Without any images, write the listing below out word for word.

== RECORDS PROVIDED

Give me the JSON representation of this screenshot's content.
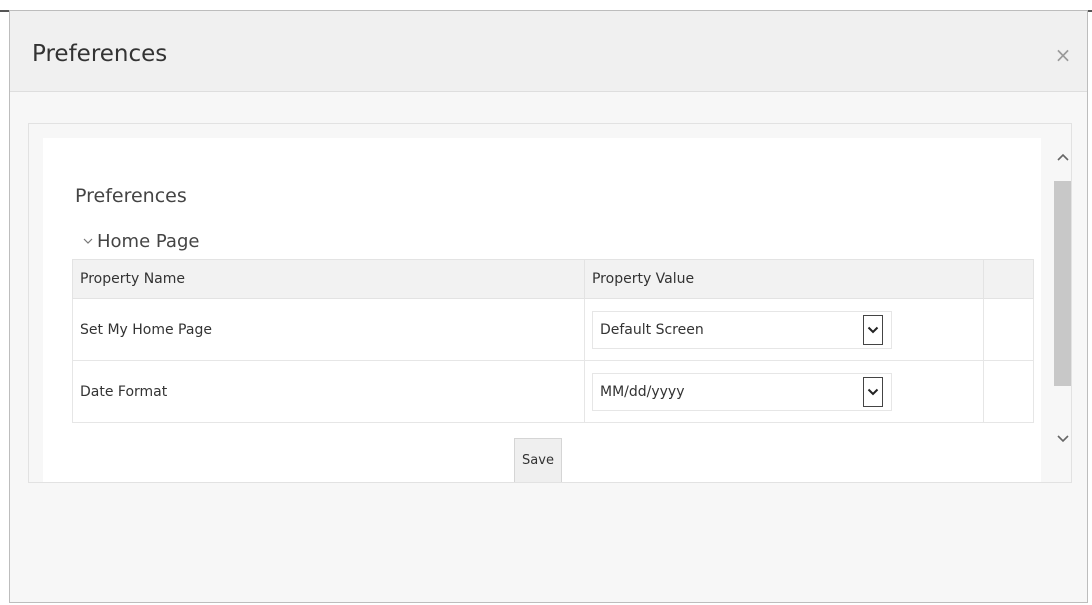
{
  "dialog": {
    "title": "Preferences"
  },
  "panel": {
    "section_title": "Preferences",
    "group_label": "Home Page",
    "table": {
      "headers": [
        "Property Name",
        "Property Value"
      ],
      "rows": [
        {
          "name": "Set My Home Page",
          "value": "Default Screen"
        },
        {
          "name": "Date Format",
          "value": "MM/dd/yyyy"
        }
      ]
    },
    "save_label": "Save"
  },
  "icons": {
    "close": "close-icon",
    "group_toggle": "chevron-down-icon",
    "select_arrow": "chevron-down-icon",
    "scroll_up": "chevron-up-icon",
    "scroll_down": "chevron-down-icon"
  },
  "colors": {
    "header_bg": "#f0f0f0",
    "table_header_bg": "#f2f2f2",
    "scroll_thumb": "#c8c8c8"
  }
}
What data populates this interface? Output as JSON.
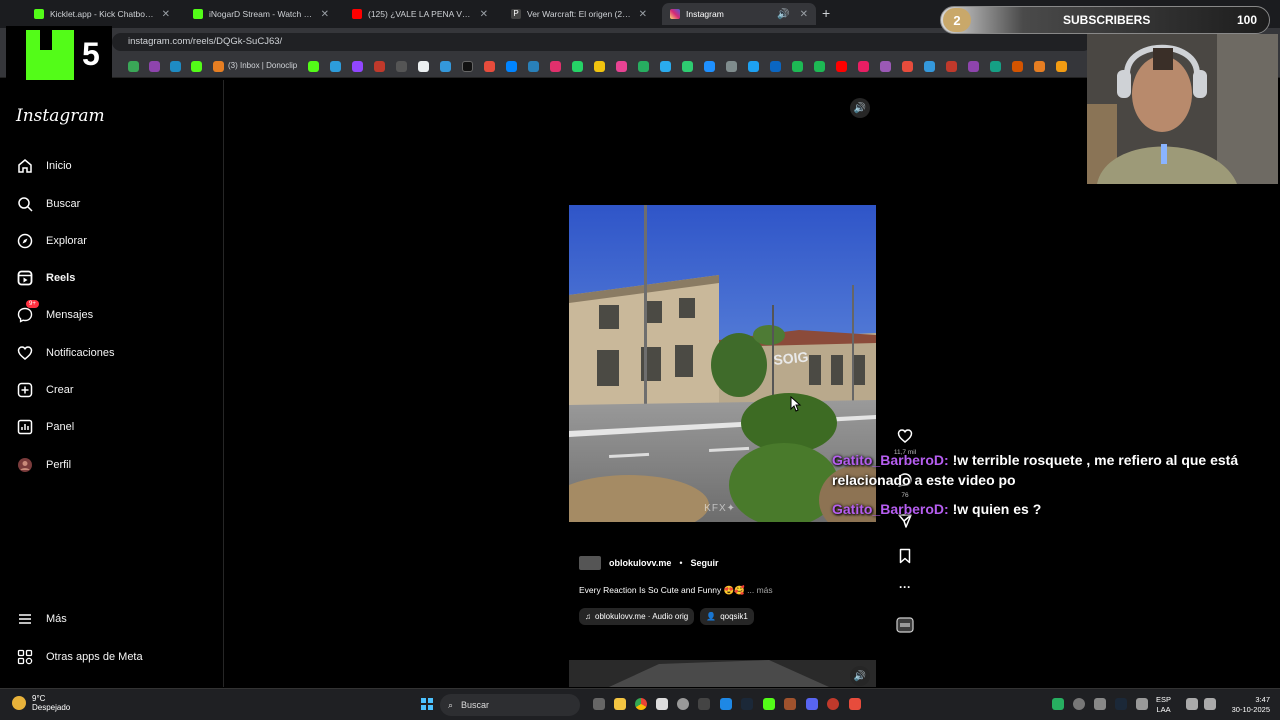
{
  "browser": {
    "tabs": [
      {
        "title": "Kicklet.app - Kick Chatbot and",
        "active": false,
        "color": "#53fc18"
      },
      {
        "title": "iNogarD Stream - Watch Live o",
        "active": false,
        "color": "#53fc18"
      },
      {
        "title": "(125) ¿VALE LA PENA VER GINT",
        "active": false,
        "color": "#ff0000"
      },
      {
        "title": "Ver Warcraft: El origen (2016) O",
        "active": false,
        "color": "#ffffff"
      },
      {
        "title": "Instagram",
        "active": true,
        "color": "#e1306c"
      }
    ],
    "url": "instagram.com/reels/DQGk-SuCJ63/",
    "bookmark_text": "(3) Inbox | Donoclip"
  },
  "overlay": {
    "kick_number": "5",
    "subscribers_label": "SUBSCRIBERS",
    "subscribers_current": "2",
    "subscribers_goal": "100"
  },
  "sidebar": {
    "logo": "Instagram",
    "items": [
      {
        "label": "Inicio",
        "icon": "home-icon"
      },
      {
        "label": "Buscar",
        "icon": "search-icon"
      },
      {
        "label": "Explorar",
        "icon": "compass-icon"
      },
      {
        "label": "Reels",
        "icon": "reels-icon"
      },
      {
        "label": "Mensajes",
        "icon": "messenger-icon",
        "badge": "9+"
      },
      {
        "label": "Notificaciones",
        "icon": "heart-icon"
      },
      {
        "label": "Crear",
        "icon": "plus-square-icon"
      },
      {
        "label": "Panel",
        "icon": "chart-icon"
      },
      {
        "label": "Perfil",
        "icon": "profile-icon"
      }
    ],
    "bottom": [
      {
        "label": "Más",
        "icon": "menu-icon"
      },
      {
        "label": "Otras apps de Meta",
        "icon": "meta-icon"
      }
    ]
  },
  "reel": {
    "username": "oblokulovv.me",
    "separator": "•",
    "follow": "Seguir",
    "caption": "Every Reaction Is So Cute and Funny 😍🥰",
    "more": "... más",
    "audio": "oblokulovv.me · Audio orig",
    "tag": "qoqsik1",
    "watermark": "KFX✦",
    "likes": "11,7 mil",
    "comments": "76"
  },
  "chat": [
    {
      "user": "Gatito_BarberoD:",
      "text": "!w terrible rosquete , me refiero al que está relacionado a este video po"
    },
    {
      "user": "Gatito_BarberoD:",
      "text": "!w quien es ?"
    }
  ],
  "taskbar": {
    "temp": "9°C",
    "weather": "Despejado",
    "search": "Buscar",
    "lang1": "ESP",
    "lang2": "LAA",
    "time": "3:47",
    "date": "30-10-2025"
  }
}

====

## TASK SOLUTION:
Give me the JSON representation of this screenshot's content.
{
  "dialog": {
    "title": "Preferences"
  },
  "panel": {
    "section_title": "Preferences",
    "group_label": "Home Page",
    "table": {
      "headers": [
        "Property Name",
        "Property Value"
      ],
      "rows": [
        {
          "name": "Set My Home Page",
          "value": "Default Screen"
        },
        {
          "name": "Date Format",
          "value": "MM/dd/yyyy"
        }
      ]
    },
    "save_label": "Save"
  },
  "icons": {
    "close": "close-icon",
    "group_toggle": "chevron-down-icon",
    "select_arrow": "chevron-down-icon",
    "scroll_up": "chevron-up-icon",
    "scroll_down": "chevron-down-icon"
  },
  "colors": {
    "header_bg": "#f0f0f0",
    "table_header_bg": "#f2f2f2",
    "scroll_thumb": "#c8c8c8"
  }
}
What data populates this interface? Output as JSON.
{
  "browser": {
    "tabs": [
      {
        "title": "Kicklet.app - Kick Chatbot and",
        "active": false,
        "color": "#53fc18"
      },
      {
        "title": "iNogarD Stream - Watch Live o",
        "active": false,
        "color": "#53fc18"
      },
      {
        "title": "(125) ¿VALE LA PENA VER GINT",
        "active": false,
        "color": "#ff0000"
      },
      {
        "title": "Ver Warcraft: El origen (2016) O",
        "active": false,
        "color": "#ffffff"
      },
      {
        "title": "Instagram",
        "active": true,
        "color": "#e1306c"
      }
    ],
    "url": "instagram.com/reels/DQGk-SuCJ63/",
    "bookmark_text": "(3) Inbox | Donoclip"
  },
  "overlay": {
    "kick_number": "5",
    "subscribers_label": "SUBSCRIBERS",
    "subscribers_current": "2",
    "subscribers_goal": "100"
  },
  "sidebar": {
    "logo": "Instagram",
    "items": [
      {
        "label": "Inicio",
        "icon": "home-icon"
      },
      {
        "label": "Buscar",
        "icon": "search-icon"
      },
      {
        "label": "Explorar",
        "icon": "compass-icon"
      },
      {
        "label": "Reels",
        "icon": "reels-icon"
      },
      {
        "label": "Mensajes",
        "icon": "messenger-icon",
        "badge": "9+"
      },
      {
        "label": "Notificaciones",
        "icon": "heart-icon"
      },
      {
        "label": "Crear",
        "icon": "plus-square-icon"
      },
      {
        "label": "Panel",
        "icon": "chart-icon"
      },
      {
        "label": "Perfil",
        "icon": "profile-icon"
      }
    ],
    "bottom": [
      {
        "label": "Más",
        "icon": "menu-icon"
      },
      {
        "label": "Otras apps de Meta",
        "icon": "meta-icon"
      }
    ]
  },
  "reel": {
    "username": "oblokulovv.me",
    "separator": "•",
    "follow": "Seguir",
    "caption": "Every Reaction Is So Cute and Funny 😍🥰",
    "more": "... más",
    "audio": "oblokulovv.me · Audio orig",
    "tag": "qoqsik1",
    "watermark": "KFX✦",
    "likes": "11,7 mil",
    "comments": "76"
  },
  "chat": [
    {
      "user": "Gatito_BarberoD:",
      "text": "!w terrible rosquete , me refiero al que está relacionado a este video po"
    },
    {
      "user": "Gatito_BarberoD:",
      "text": "!w quien es ?"
    }
  ],
  "taskbar": {
    "temp": "9°C",
    "weather": "Despejado",
    "search": "Buscar",
    "lang1": "ESP",
    "lang2": "LAA",
    "time": "3:47",
    "date": "30-10-2025"
  }
}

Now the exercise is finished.